# YOUR ASSIGNMENT:
One number should be the full reply: how many lines of the material below contain "this".

# DATA EXCERPTS:
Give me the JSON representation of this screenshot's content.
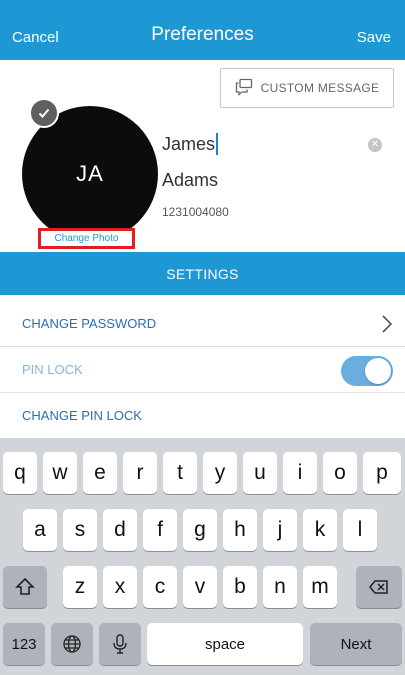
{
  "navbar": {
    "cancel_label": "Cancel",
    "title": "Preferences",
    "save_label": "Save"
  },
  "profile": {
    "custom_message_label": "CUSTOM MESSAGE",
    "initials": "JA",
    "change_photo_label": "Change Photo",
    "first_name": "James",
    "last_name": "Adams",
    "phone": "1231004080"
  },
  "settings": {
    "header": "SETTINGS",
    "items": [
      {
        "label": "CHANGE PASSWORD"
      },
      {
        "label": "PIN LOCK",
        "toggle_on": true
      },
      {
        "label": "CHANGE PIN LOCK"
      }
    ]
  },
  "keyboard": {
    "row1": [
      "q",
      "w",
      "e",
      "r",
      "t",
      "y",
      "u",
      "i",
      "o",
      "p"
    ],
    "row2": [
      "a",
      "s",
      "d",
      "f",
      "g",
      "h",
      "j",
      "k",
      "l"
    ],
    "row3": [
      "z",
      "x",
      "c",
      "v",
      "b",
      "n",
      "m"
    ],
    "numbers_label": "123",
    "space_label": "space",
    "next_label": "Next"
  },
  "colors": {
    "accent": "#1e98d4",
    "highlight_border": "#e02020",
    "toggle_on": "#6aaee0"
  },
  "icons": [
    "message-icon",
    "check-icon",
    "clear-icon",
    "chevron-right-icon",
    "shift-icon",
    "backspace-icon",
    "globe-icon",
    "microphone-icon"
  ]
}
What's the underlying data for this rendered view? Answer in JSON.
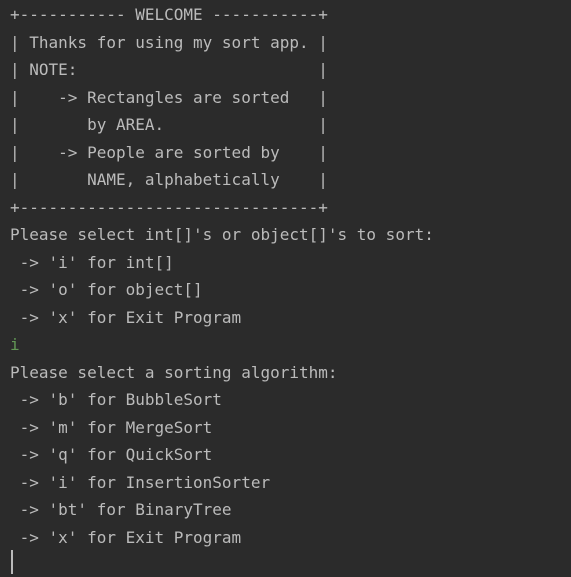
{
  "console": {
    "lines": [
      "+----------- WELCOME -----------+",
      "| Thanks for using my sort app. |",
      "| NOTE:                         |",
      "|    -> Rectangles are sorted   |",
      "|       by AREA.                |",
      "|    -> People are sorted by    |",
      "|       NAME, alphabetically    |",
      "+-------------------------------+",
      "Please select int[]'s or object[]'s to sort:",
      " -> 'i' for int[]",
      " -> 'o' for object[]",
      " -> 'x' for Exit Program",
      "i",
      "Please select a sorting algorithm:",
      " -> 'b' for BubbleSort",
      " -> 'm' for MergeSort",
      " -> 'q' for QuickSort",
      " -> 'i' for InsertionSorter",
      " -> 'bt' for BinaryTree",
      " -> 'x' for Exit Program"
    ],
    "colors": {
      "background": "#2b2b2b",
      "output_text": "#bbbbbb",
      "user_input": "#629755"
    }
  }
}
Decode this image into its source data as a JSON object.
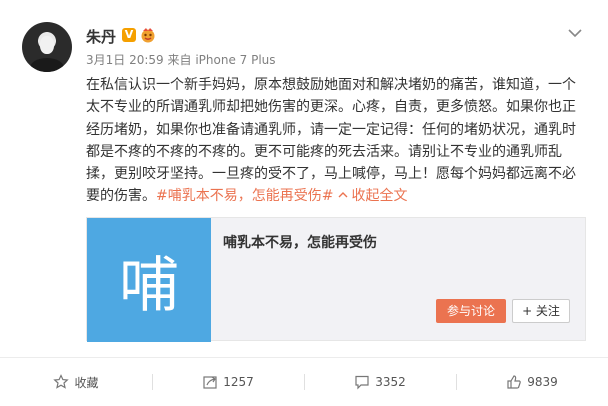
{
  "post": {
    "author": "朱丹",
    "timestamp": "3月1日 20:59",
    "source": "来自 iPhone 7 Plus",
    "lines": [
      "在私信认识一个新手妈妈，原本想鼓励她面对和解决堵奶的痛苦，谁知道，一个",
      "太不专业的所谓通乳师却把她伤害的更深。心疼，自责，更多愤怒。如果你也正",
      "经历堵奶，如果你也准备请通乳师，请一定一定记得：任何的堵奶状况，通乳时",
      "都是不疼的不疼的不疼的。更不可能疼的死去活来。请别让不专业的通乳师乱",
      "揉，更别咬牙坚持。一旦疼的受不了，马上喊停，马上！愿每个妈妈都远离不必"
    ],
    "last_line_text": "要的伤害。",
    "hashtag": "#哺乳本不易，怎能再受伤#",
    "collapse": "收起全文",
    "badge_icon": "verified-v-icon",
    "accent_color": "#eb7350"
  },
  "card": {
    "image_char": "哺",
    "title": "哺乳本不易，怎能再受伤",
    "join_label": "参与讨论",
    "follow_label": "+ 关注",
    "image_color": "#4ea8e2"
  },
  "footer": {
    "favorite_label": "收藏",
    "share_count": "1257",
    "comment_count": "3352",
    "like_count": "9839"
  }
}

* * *

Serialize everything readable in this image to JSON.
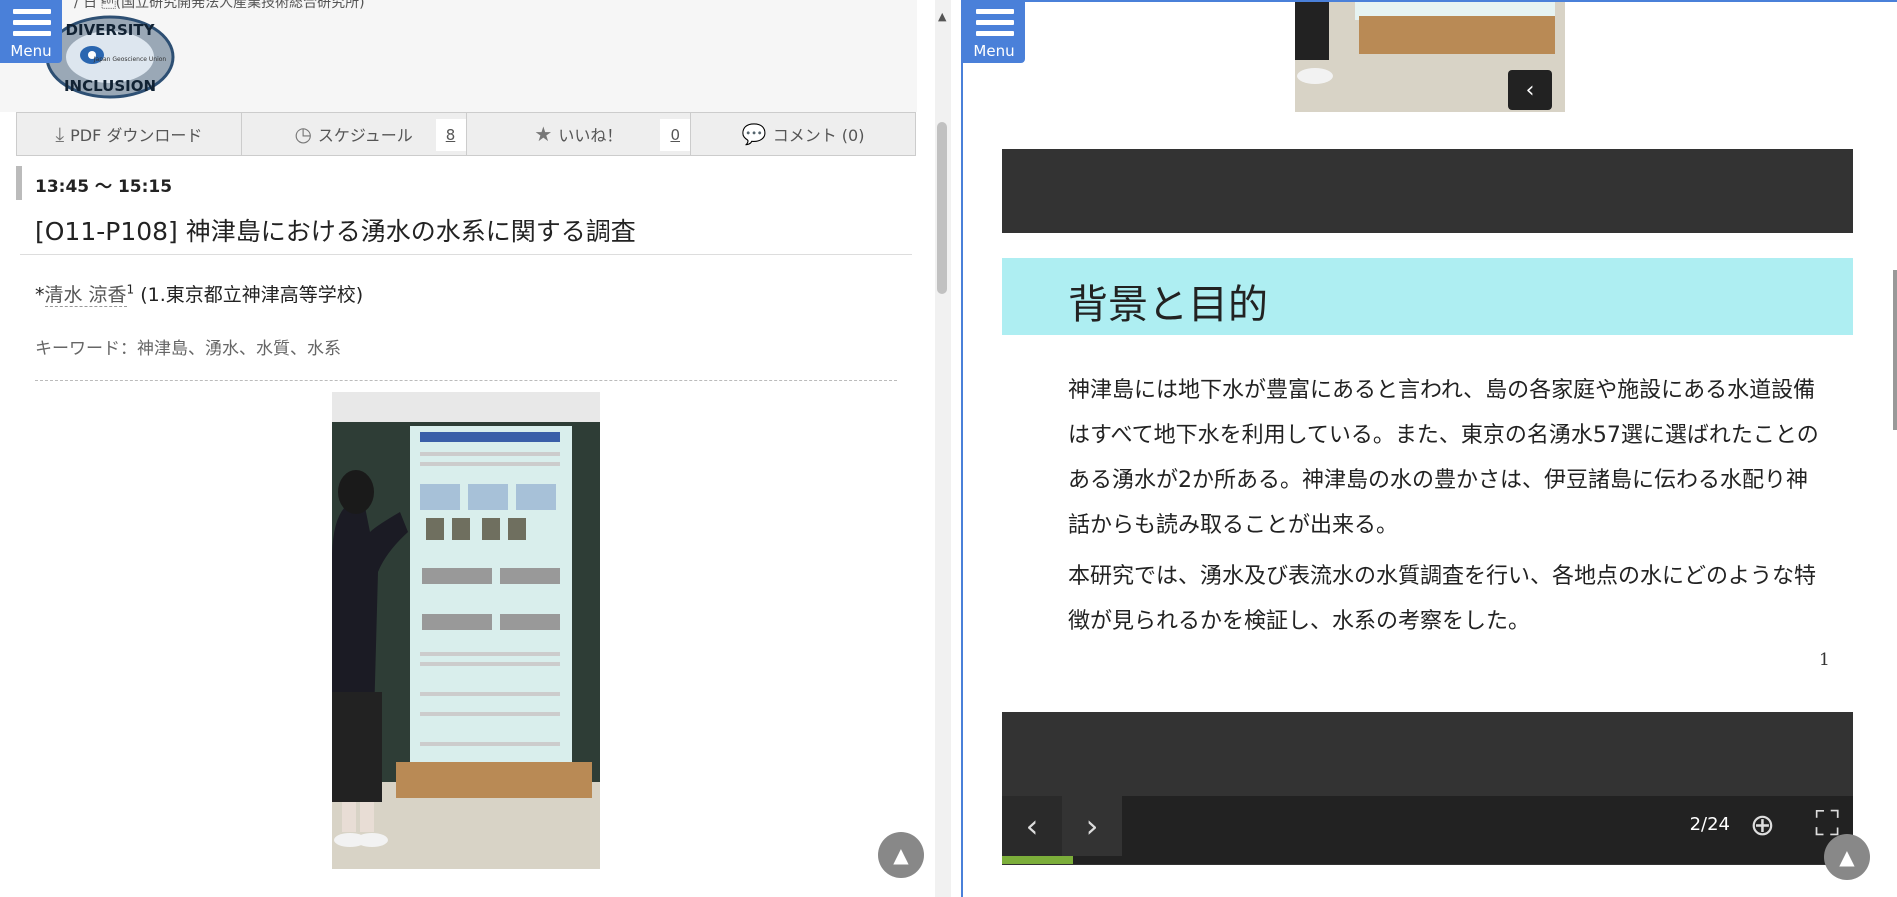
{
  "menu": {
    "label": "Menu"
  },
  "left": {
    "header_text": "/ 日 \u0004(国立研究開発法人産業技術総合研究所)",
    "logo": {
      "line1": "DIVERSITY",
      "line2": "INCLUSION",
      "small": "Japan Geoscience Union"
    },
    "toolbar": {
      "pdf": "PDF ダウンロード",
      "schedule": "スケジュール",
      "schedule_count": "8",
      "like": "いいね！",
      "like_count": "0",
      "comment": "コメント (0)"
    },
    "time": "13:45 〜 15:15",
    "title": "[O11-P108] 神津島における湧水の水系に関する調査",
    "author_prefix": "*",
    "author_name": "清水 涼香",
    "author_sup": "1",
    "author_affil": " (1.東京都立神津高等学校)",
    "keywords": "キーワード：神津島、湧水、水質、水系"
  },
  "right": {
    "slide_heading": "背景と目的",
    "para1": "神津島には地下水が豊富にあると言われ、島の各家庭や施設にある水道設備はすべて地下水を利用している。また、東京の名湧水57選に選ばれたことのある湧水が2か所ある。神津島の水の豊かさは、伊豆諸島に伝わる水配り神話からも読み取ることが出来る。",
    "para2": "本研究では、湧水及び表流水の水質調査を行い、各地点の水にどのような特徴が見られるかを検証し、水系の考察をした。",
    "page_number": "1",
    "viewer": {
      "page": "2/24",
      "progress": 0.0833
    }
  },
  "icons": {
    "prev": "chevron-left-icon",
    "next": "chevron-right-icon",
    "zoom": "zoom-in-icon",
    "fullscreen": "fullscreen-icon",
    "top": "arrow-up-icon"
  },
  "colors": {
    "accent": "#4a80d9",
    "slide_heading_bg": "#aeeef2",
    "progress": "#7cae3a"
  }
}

# SOLUTION:
4